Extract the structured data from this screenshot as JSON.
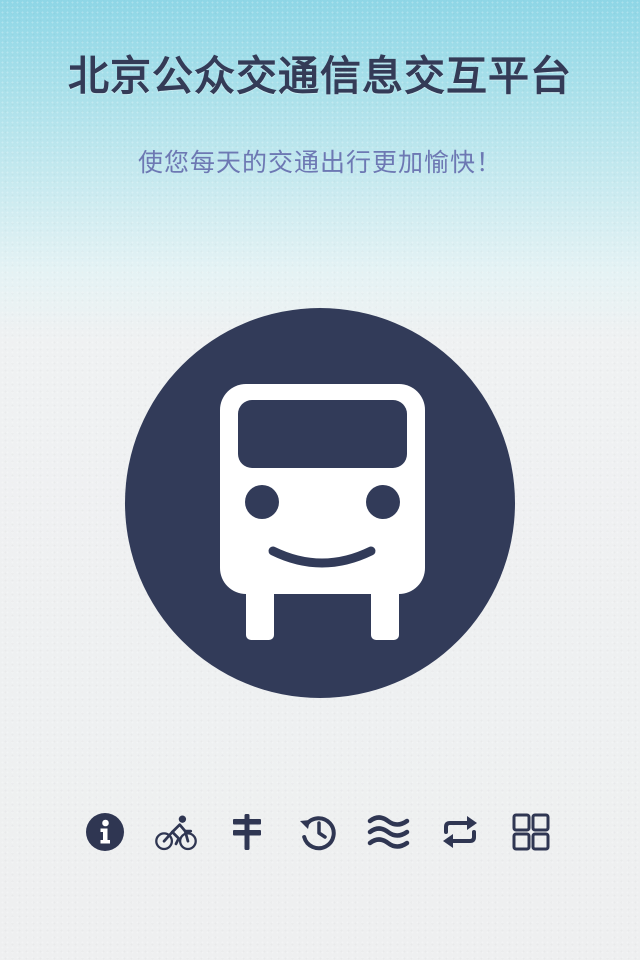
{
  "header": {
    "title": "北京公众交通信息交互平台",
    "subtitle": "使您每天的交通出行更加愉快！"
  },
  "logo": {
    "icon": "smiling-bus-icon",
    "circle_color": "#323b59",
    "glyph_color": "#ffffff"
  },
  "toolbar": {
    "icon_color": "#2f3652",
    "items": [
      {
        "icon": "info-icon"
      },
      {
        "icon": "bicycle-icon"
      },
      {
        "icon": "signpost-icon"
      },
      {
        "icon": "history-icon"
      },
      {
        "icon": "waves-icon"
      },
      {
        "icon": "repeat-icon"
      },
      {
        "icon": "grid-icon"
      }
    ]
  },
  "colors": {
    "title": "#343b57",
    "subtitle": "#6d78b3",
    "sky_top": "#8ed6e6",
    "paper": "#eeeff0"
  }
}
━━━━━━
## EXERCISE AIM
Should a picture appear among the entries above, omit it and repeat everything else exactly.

## ANSWER BELOW
Extract the structured data from this screenshot as JSON.
{
  "header": {
    "title": "北京公众交通信息交互平台",
    "subtitle": "使您每天的交通出行更加愉快！"
  },
  "logo": {
    "icon": "smiling-bus-icon",
    "circle_color": "#323b59",
    "glyph_color": "#ffffff"
  },
  "toolbar": {
    "icon_color": "#2f3652",
    "items": [
      {
        "icon": "info-icon"
      },
      {
        "icon": "bicycle-icon"
      },
      {
        "icon": "signpost-icon"
      },
      {
        "icon": "history-icon"
      },
      {
        "icon": "waves-icon"
      },
      {
        "icon": "repeat-icon"
      },
      {
        "icon": "grid-icon"
      }
    ]
  },
  "colors": {
    "title": "#343b57",
    "subtitle": "#6d78b3",
    "sky_top": "#8ed6e6",
    "paper": "#eeeff0"
  }
}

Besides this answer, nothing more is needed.